With the Privacy Act, in some cases, you need a formal document stating you can be in on the conversation. Check with the professional you are going to be speaking to (e.g. to a pharmacist about potential drug interactions), or with whichever governmental service department you will be interacting with to see which form they may need.


If you live in Alberta for example, the Supported Decision-Making Authorization (SDMA) through the Office of the Public Guardian and Trustee (OPGT) allows an individual to approve a few people they trust (the supporters) to help with his or her personal decisions. The form is available online at


2 Co-Decision Making
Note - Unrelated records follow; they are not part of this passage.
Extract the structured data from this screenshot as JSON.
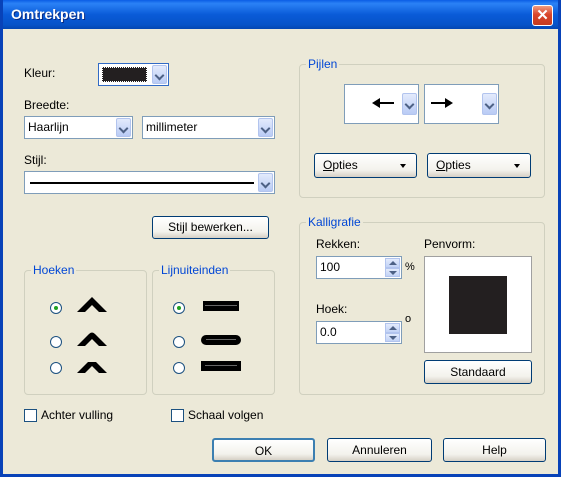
{
  "window": {
    "title": "Omtrekpen",
    "close_glyph": "✕"
  },
  "colors": {
    "accent": "#0046D5",
    "titlebar": "#0A5DE5",
    "pen_color": "#231F20",
    "close": "#D9452A"
  },
  "color": {
    "label": "Kleur:"
  },
  "width": {
    "label": "Breedte:",
    "value": "Haarlijn",
    "unit": "millimeter"
  },
  "style": {
    "label": "Stijl:",
    "edit_button": "Stijl bewerken..."
  },
  "corners": {
    "title": "Hoeken",
    "options": [
      {
        "selected": true
      },
      {
        "selected": false
      },
      {
        "selected": false
      }
    ]
  },
  "line_caps": {
    "title": "Lijnuiteinden",
    "options": [
      {
        "selected": true
      },
      {
        "selected": false
      },
      {
        "selected": false
      }
    ]
  },
  "arrows": {
    "title": "Pijlen",
    "start_arrow_icon": "left-arrow-icon",
    "end_arrow_icon": "right-arrow-icon",
    "options_left": {
      "accel": "O",
      "rest": "pties"
    },
    "options_right": {
      "accel": "O",
      "rest": "pties"
    }
  },
  "calligraphy": {
    "title": "Kalligrafie",
    "stretch_label": "Rekken:",
    "stretch_value": "100",
    "stretch_unit": "%",
    "angle_label": "Hoek:",
    "angle_value": "0.0",
    "angle_unit": "o",
    "nib_label": "Penvorm:",
    "default_button": "Standaard"
  },
  "checkboxes": {
    "behind_fill": {
      "label": "Achter vulling",
      "checked": false
    },
    "scale_with": {
      "label": "Schaal volgen",
      "checked": false
    }
  },
  "buttons": {
    "ok": "OK",
    "cancel": "Annuleren",
    "help": "Help"
  }
}
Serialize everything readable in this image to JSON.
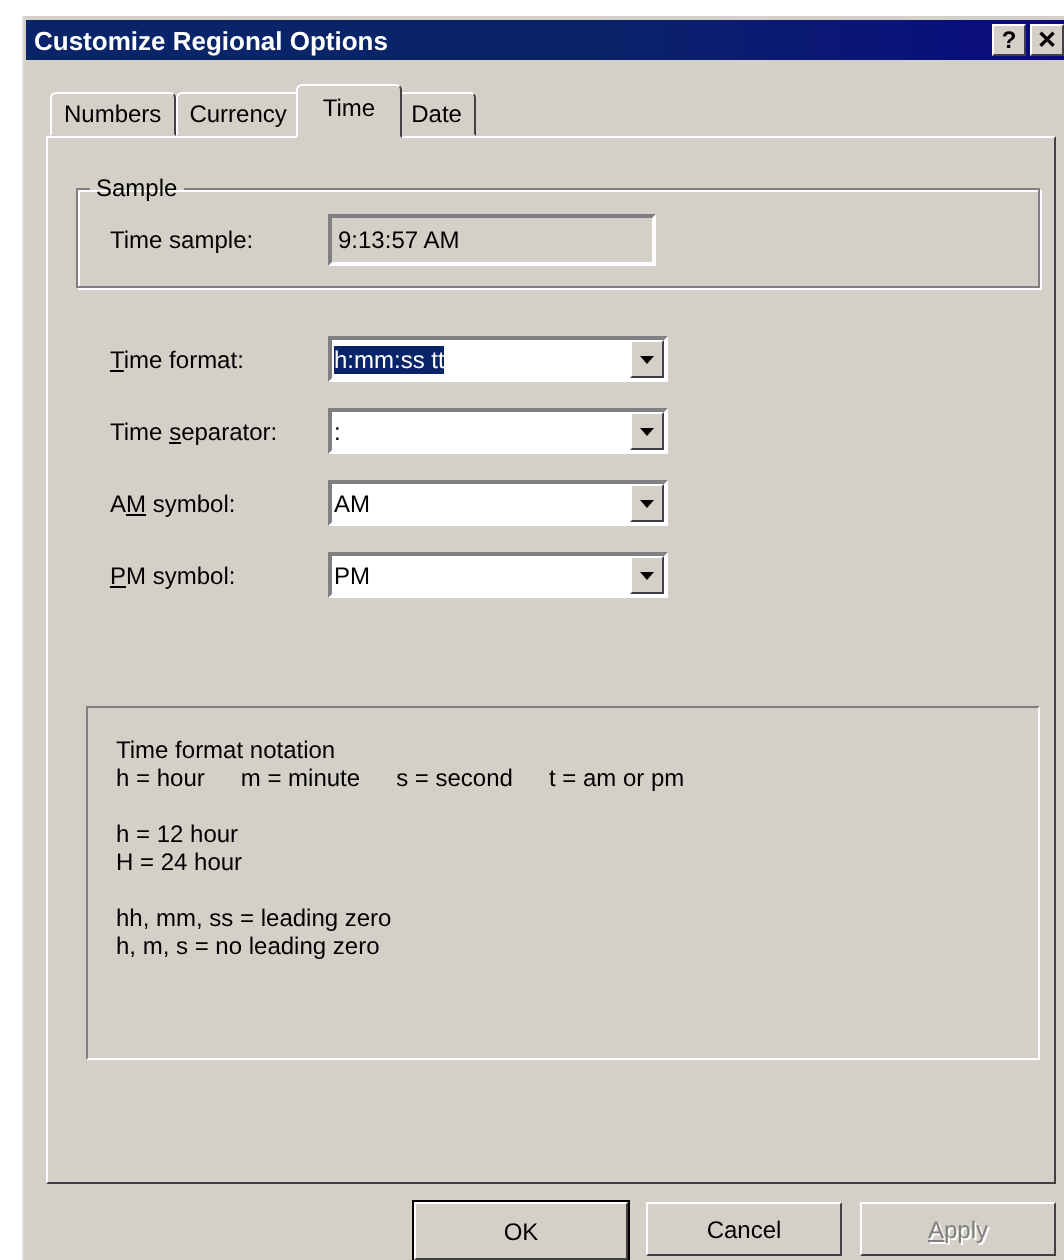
{
  "window": {
    "title": "Customize Regional Options",
    "title_buttons": [
      "?",
      "✕"
    ]
  },
  "tabs": [
    {
      "label": "Numbers",
      "selected": false
    },
    {
      "label": "Currency",
      "selected": false
    },
    {
      "label": "Time",
      "selected": true
    },
    {
      "label": "Date",
      "selected": false
    }
  ],
  "sample": {
    "legend": "Sample",
    "label": "Time sample:",
    "value": "9:13:57 AM"
  },
  "fields": [
    {
      "access_key": "T",
      "label_after": "ime format:",
      "value": "h:mm:ss tt",
      "text_selected": true
    },
    {
      "label_before": "Time ",
      "access_key": "s",
      "label_after": "eparator:",
      "value": ":",
      "text_selected": false
    },
    {
      "label_before": "A",
      "access_key": "M",
      "label_after": " symbol:",
      "value": "AM",
      "text_selected": false
    },
    {
      "access_key": "P",
      "label_after": "M symbol:",
      "value": "PM",
      "text_selected": false
    }
  ],
  "notation": {
    "title": "Time format notation",
    "legend_items": [
      "h = hour",
      "m = minute",
      "s = second",
      "t = am or pm"
    ],
    "groups": [
      [
        "h = 12 hour",
        "H = 24 hour"
      ],
      [
        "hh, mm, ss = leading zero",
        "h, m, s = no leading zero"
      ]
    ]
  },
  "buttons": [
    {
      "label_before": "OK",
      "disabled": false,
      "default": true
    },
    {
      "label_before": "Cancel",
      "disabled": false,
      "default": false
    },
    {
      "access_key": "A",
      "label_after": "pply",
      "disabled": true,
      "default": false
    }
  ]
}
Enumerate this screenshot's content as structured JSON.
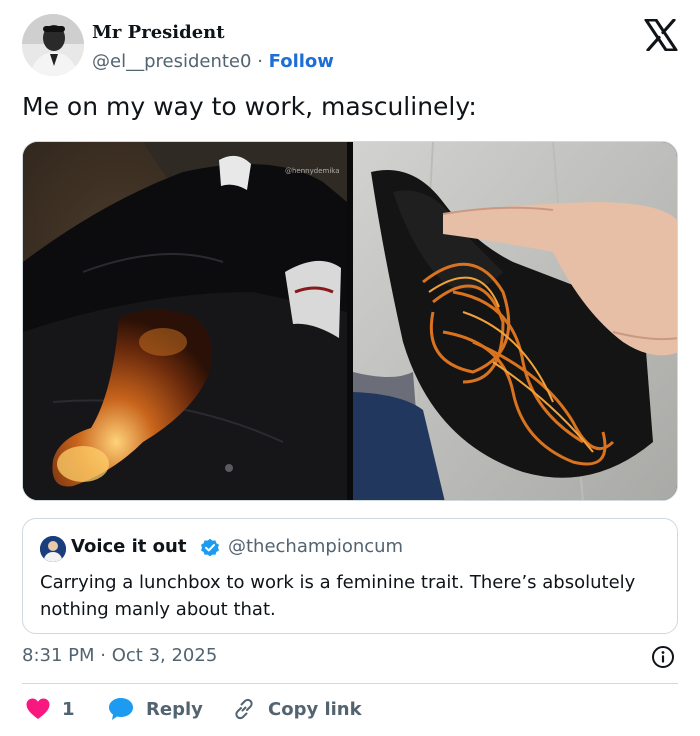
{
  "author": {
    "name": "Mr President",
    "handle": "@el__presidente0",
    "separator": "·",
    "follow_label": "Follow"
  },
  "tweet": {
    "text": "Me on my way to work, masculinely:",
    "watermark": "@hennydemika"
  },
  "quoted_tweet": {
    "name": "Voice it out",
    "handle": "@thechampioncum",
    "text": "Carrying a lunchbox to work is a feminine trait. There’s absolutely nothing manly about that."
  },
  "meta": {
    "time": "8:31 PM",
    "separator": "·",
    "date": "Oct 3, 2025"
  },
  "actions": {
    "like_count": "1",
    "reply_label": "Reply",
    "copy_link_label": "Copy link"
  },
  "colors": {
    "like": "#f91880",
    "reply": "#1d9bf0",
    "link": "#1d6fd6",
    "muted": "#536471",
    "verified": "#1d9bf0"
  },
  "icons": {
    "logo": "x-logo-icon",
    "verified": "verified-badge-icon",
    "info": "info-icon",
    "like": "heart-icon",
    "reply": "speech-bubble-icon",
    "copy_link": "link-icon"
  }
}
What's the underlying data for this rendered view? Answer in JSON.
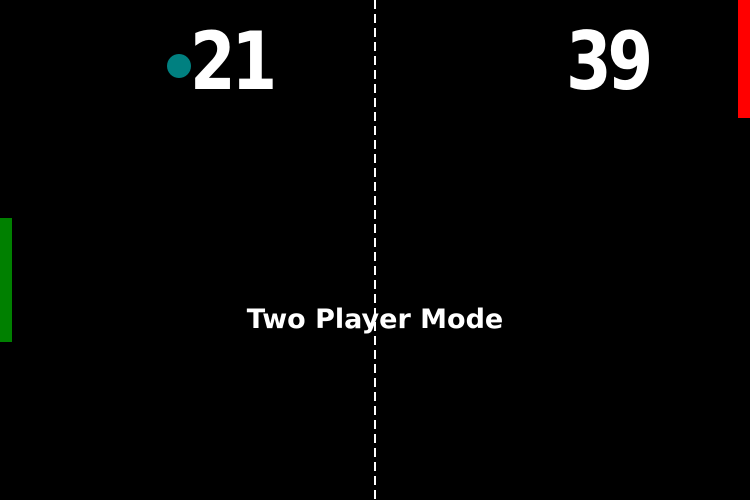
{
  "scoreboard": {
    "left_score": "21",
    "right_score": "39"
  },
  "mode_label": "Two Player Mode",
  "colors": {
    "background": "#000000",
    "left_paddle": "#008000",
    "right_paddle": "#ff0000",
    "ball": "#008080",
    "center_line": "#ffffff",
    "text": "#ffffff"
  }
}
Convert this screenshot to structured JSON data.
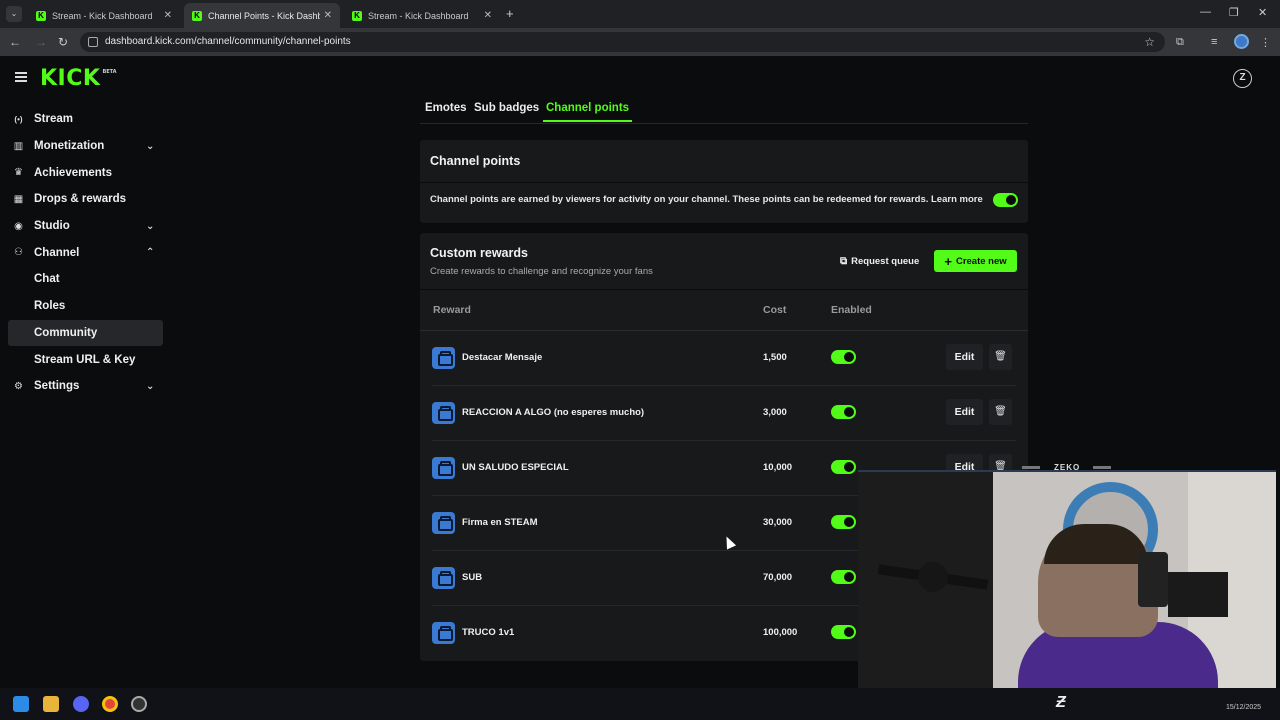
{
  "browser": {
    "tabs": [
      {
        "title": "Stream - Kick Dashboard",
        "favicon": "K"
      },
      {
        "title": "Channel Points - Kick Dashboard",
        "favicon": "K"
      },
      {
        "title": "Stream - Kick Dashboard",
        "favicon": "K"
      }
    ],
    "url": "dashboard.kick.com/channel/community/channel-points"
  },
  "header": {
    "logo": "KICK",
    "logo_badge": "BETA",
    "user_avatar_letter": "Z"
  },
  "sidebar": {
    "items": [
      {
        "label": "Stream",
        "icon": "broadcast-icon",
        "glyph": "((·))"
      },
      {
        "label": "Monetization",
        "icon": "chart-icon",
        "glyph": "▥",
        "chevron": "down"
      },
      {
        "label": "Achievements",
        "icon": "trophy-icon",
        "glyph": "🏆"
      },
      {
        "label": "Drops & rewards",
        "icon": "gift-icon",
        "glyph": "▦"
      },
      {
        "label": "Studio",
        "icon": "studio-icon",
        "glyph": "◉",
        "chevron": "down"
      },
      {
        "label": "Channel",
        "icon": "users-icon",
        "glyph": "👥",
        "chevron": "up"
      },
      {
        "label": "Chat",
        "sub": true
      },
      {
        "label": "Roles",
        "sub": true
      },
      {
        "label": "Community",
        "sub": true,
        "selected": true
      },
      {
        "label": "Stream URL & Key",
        "sub": true
      },
      {
        "label": "Settings",
        "icon": "gear-icon",
        "glyph": "⚙",
        "chevron": "down"
      }
    ]
  },
  "content_tabs": [
    "Emotes",
    "Sub badges",
    "Channel points"
  ],
  "channel_points": {
    "title": "Channel points",
    "description": "Channel points are earned by viewers for activity on your channel. These points can be redeemed for rewards. Learn more",
    "enabled": true
  },
  "custom_rewards": {
    "title": "Custom rewards",
    "subtitle": "Create rewards to challenge and recognize your fans",
    "request_queue_label": "Request queue",
    "create_new_label": "Create new",
    "columns": {
      "reward": "Reward",
      "cost": "Cost",
      "enabled": "Enabled"
    },
    "edit_label": "Edit",
    "rows": [
      {
        "name": "Destacar Mensaje",
        "cost": "1,500",
        "enabled": true
      },
      {
        "name": "REACCION A ALGO (no esperes mucho)",
        "cost": "3,000",
        "enabled": true
      },
      {
        "name": "UN SALUDO ESPECIAL",
        "cost": "10,000",
        "enabled": true
      },
      {
        "name": "Firma en STEAM",
        "cost": "30,000",
        "enabled": true
      },
      {
        "name": "SUB",
        "cost": "70,000",
        "enabled": true
      },
      {
        "name": "TRUCO 1v1",
        "cost": "100,000",
        "enabled": true
      }
    ]
  },
  "webcam": {
    "label": "ZEKO"
  },
  "taskbar": {
    "date": "15/12/2025"
  },
  "colors": {
    "accent": "#53fc18",
    "background": "#0b0c0d",
    "card": "#18191b",
    "reward_icon": "#3a7ad3"
  }
}
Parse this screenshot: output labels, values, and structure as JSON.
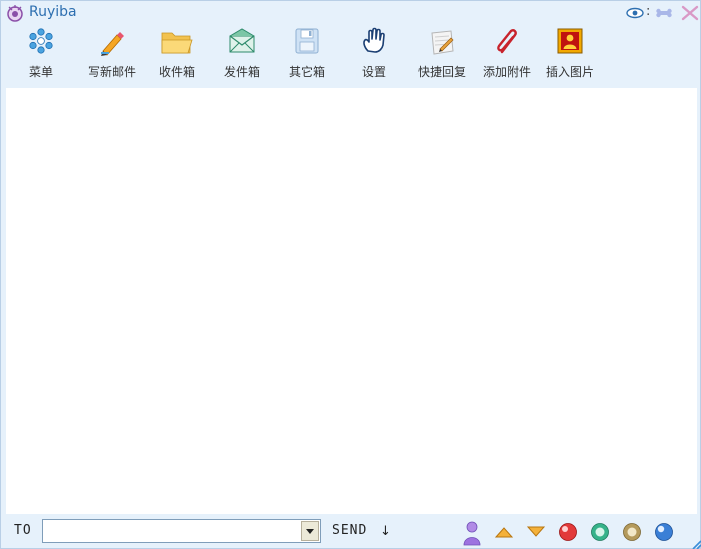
{
  "app": {
    "title": "Ruyiba"
  },
  "titlebar": {
    "separator": ":",
    "icons": [
      "eye-icon",
      "bone-icon",
      "close-icon"
    ]
  },
  "toolbar": {
    "items": [
      {
        "label": "菜单",
        "icon": "snowflake-menu-icon"
      },
      {
        "label": "写新邮件",
        "icon": "pencil-icon"
      },
      {
        "label": "收件箱",
        "icon": "folder-icon"
      },
      {
        "label": "发件箱",
        "icon": "envelope-icon"
      },
      {
        "label": "其它箱",
        "icon": "floppy-disk-icon"
      },
      {
        "label": "设置",
        "icon": "hand-icon"
      },
      {
        "label": "快捷回复",
        "icon": "quick-reply-icon"
      },
      {
        "label": "添加附件",
        "icon": "paperclip-icon"
      },
      {
        "label": "插入图片",
        "icon": "picture-icon"
      }
    ]
  },
  "bottombar": {
    "to_label": "TO",
    "to_value": "",
    "send_label": "SEND",
    "send_arrow": "↓",
    "icons": [
      "contact-icon",
      "scroll-up-icon",
      "scroll-down-icon",
      "red-ball-icon",
      "green-ball-icon",
      "gold-ball-icon",
      "blue-ball-icon"
    ]
  },
  "colors": {
    "window_bg": "#e6f1fb",
    "title_text": "#2d6fb0",
    "content_bg": "#ffffff"
  }
}
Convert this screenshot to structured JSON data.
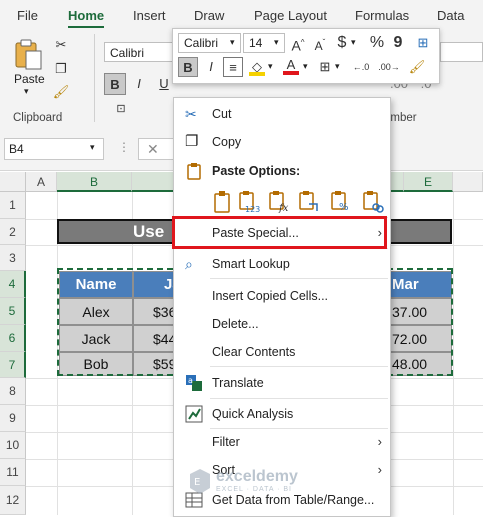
{
  "ribbon": {
    "tabs": [
      "File",
      "Home",
      "Insert",
      "Draw",
      "Page Layout",
      "Formulas",
      "Data"
    ],
    "active_tab": "Home",
    "font_name": "Calibri",
    "paste_label": "Paste",
    "clipboard_label": "Clipboard",
    "number_label": "umber",
    "bold_label": "B",
    "italic_label": "I"
  },
  "formula_bar": {
    "name_box": "B4"
  },
  "grid": {
    "columns": [
      "A",
      "B",
      "",
      "",
      "E"
    ],
    "rows": [
      "1",
      "2",
      "3",
      "4",
      "5",
      "6",
      "7",
      "8",
      "9",
      "10",
      "11",
      "12"
    ],
    "title_text": "Use",
    "table": {
      "headers": [
        "Name",
        "Ja",
        "Mar"
      ],
      "rows": [
        [
          "Alex",
          "$36",
          "37.00"
        ],
        [
          "Jack",
          "$44",
          "72.00"
        ],
        [
          "Bob",
          "$59",
          "48.00"
        ]
      ]
    }
  },
  "mini_toolbar": {
    "font": "Calibri",
    "size": "14",
    "bold": "B",
    "italic": "I",
    "currency": "$",
    "percent": "%",
    "comma": "9",
    "font_color": "#e0161c",
    "fill_color": "#f5d100"
  },
  "context_menu": {
    "cut": "Cut",
    "copy": "Copy",
    "paste_options": "Paste Options:",
    "paste_special": "Paste Special...",
    "smart_lookup": "Smart Lookup",
    "insert_copied": "Insert Copied Cells...",
    "delete": "Delete...",
    "clear_contents": "Clear Contents",
    "translate": "Translate",
    "quick_analysis": "Quick Analysis",
    "filter": "Filter",
    "sort": "Sort",
    "get_data": "Get Data from Table/Range...",
    "highlight_color": "#e0161c"
  },
  "watermark": {
    "brand": "exceldemy",
    "tagline": "EXCEL · DATA · BI"
  }
}
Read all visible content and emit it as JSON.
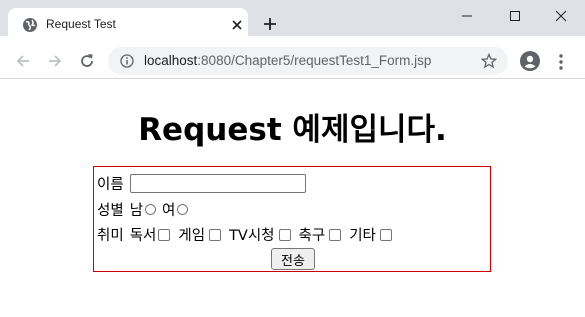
{
  "browser": {
    "tab_title": "Request Test",
    "url_host": "localhost",
    "url_path": ":8080/Chapter5/requestTest1_Form.jsp",
    "icons": [
      "globe-icon",
      "close-icon",
      "plus-icon",
      "minimize-icon",
      "maximize-icon",
      "window-close-icon",
      "back-icon",
      "forward-icon",
      "reload-icon",
      "info-icon",
      "star-icon",
      "account-icon",
      "menu-icon"
    ]
  },
  "page": {
    "heading": "Request 예제입니다.",
    "form": {
      "name_label": "이름",
      "name_value": "",
      "gender_label": "성별",
      "gender_options": [
        "남",
        "여"
      ],
      "hobby_label": "취미",
      "hobby_options": [
        "독서",
        "게임",
        "TV시청",
        "축구",
        "기타"
      ],
      "submit_label": "전송"
    },
    "colors": {
      "form_border": "#cc0000"
    }
  }
}
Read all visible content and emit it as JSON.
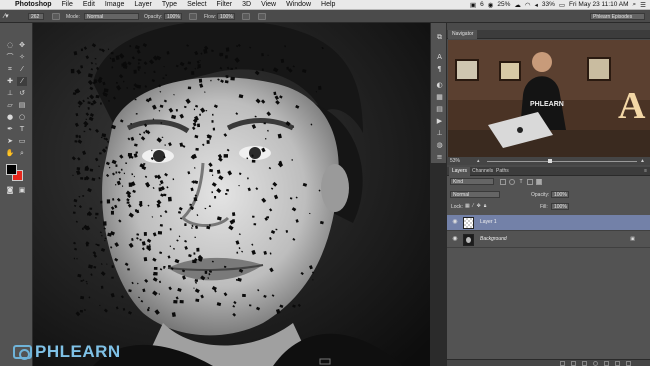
{
  "menubar": {
    "apple": "",
    "app_name": "Photoshop",
    "menus": [
      "File",
      "Edit",
      "Image",
      "Layer",
      "Type",
      "Select",
      "Filter",
      "3D",
      "View",
      "Window",
      "Help"
    ],
    "status_num": "6",
    "battery_pct": "25%",
    "volume_pct": "33%",
    "clock": "Fri May 23  11:10 AM"
  },
  "options_bar": {
    "brush_size": "262",
    "mode_label": "Mode:",
    "mode_value": "Normal",
    "opacity_label": "Opacity:",
    "opacity_value": "100%",
    "flow_label": "Flow:",
    "flow_value": "100%",
    "workspace": "Phlearn Episodes"
  },
  "toolbar": {
    "tools": [
      "marquee-icon",
      "move-icon",
      "lasso-icon",
      "magic-wand-icon",
      "crop-icon",
      "eyedropper-icon",
      "healing-icon",
      "brush-icon",
      "clone-stamp-icon",
      "history-brush-icon",
      "eraser-icon",
      "gradient-icon",
      "blur-icon",
      "dodge-icon",
      "pen-icon",
      "type-icon",
      "path-select-icon",
      "shape-icon",
      "hand-icon",
      "zoom-icon"
    ],
    "foreground_color": "#000000",
    "background_color": "#e8271c"
  },
  "navigator": {
    "tab": "Navigator",
    "zoom": "53%",
    "preview_text": "PHLEARN"
  },
  "layers_panel": {
    "tabs": [
      "Layers",
      "Channels",
      "Paths"
    ],
    "kind_label": "Kind",
    "blend_mode": "Normal",
    "opacity_label": "Opacity:",
    "opacity_value": "100%",
    "lock_label": "Lock:",
    "fill_label": "Fill:",
    "fill_value": "100%",
    "layers": [
      {
        "name": "Layer 1",
        "selected": true
      },
      {
        "name": "Background",
        "selected": false
      }
    ]
  },
  "watermark": "PHLEARN",
  "colors": {
    "accent": "#7381a8",
    "watermark": "#7fc1e6"
  }
}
This option is appropriate when you have a strong positive relationship with the person you are supporting (e.g.: partner supporting spouse, or BFF supporting injured BFF). Used when the person is assessed as significantly impaired but still maintains consent over decisions. It can be put in place from some or all decisions.


In Alberta, a Co-Decision-Making Order (CDMO) is what allows an individual to consent to a Court order appointing you as a co-decision maker. CDMO’s are issued by the Court of Queen’s Bench. Further information is available online at


3 Specific Decision Making

Used in emergencies, when someone suddenly loses capacity and has no personal directive or guardian. It allows a health care provider (e.g. a physician, nurse practitioner, dentist), to select someone for time-sensitive health care or temporary admission and discharge decisions.


In Alberta, information is available online at


In this category there is also emergency decision making.  This is for when someone needs urgent care to preserve their life, to prevent serious harm, or to alleviate severe pain. A physician steps in when someone lacks capacity or refuses to consent to emergency health care due to drug/alcohol impairment, complete or partial lack of consciousness, for example.


4 Guardianship

A Guardianship Order is used when an individual does not have the capacity to make decisions about personal matters. Usually a family member or friend acts as a private guardian and is given authority for some or all personal decisions. If no one is able, willing, or suitable, the Public Guardian may act


In Alberta, Guardianship Orders are issued by the Court of Queen’s Bench. Further information is available at


Resources for Albertans

As always, I recommend you seek professional advice before you make any major decisions about life/end of life planning. Take the time before you need to to get informed. Shop around, have conversations. Get used to talking about the What If’s.


Service Alberta website (People in Care):

The capacity assessment process in more detail:

Pages 18-22 list the assessment questions, broken down into:

  • health care
  • accommodations
  • associates
  • socialization/community
  • legal
  • employment
  • educational activities
  • financial


Guide to Capacity Assessment under the Personal Directives Act:


Guide to Supported Decision-Making: Protecting Individual Rights and Reducing the Risk of Elder Abuse (Alberta Seniors and Housing):


Guide for Capacity Assessors:


Quick Reference Guide to Adult Guardianship:


How to find capacity assessor: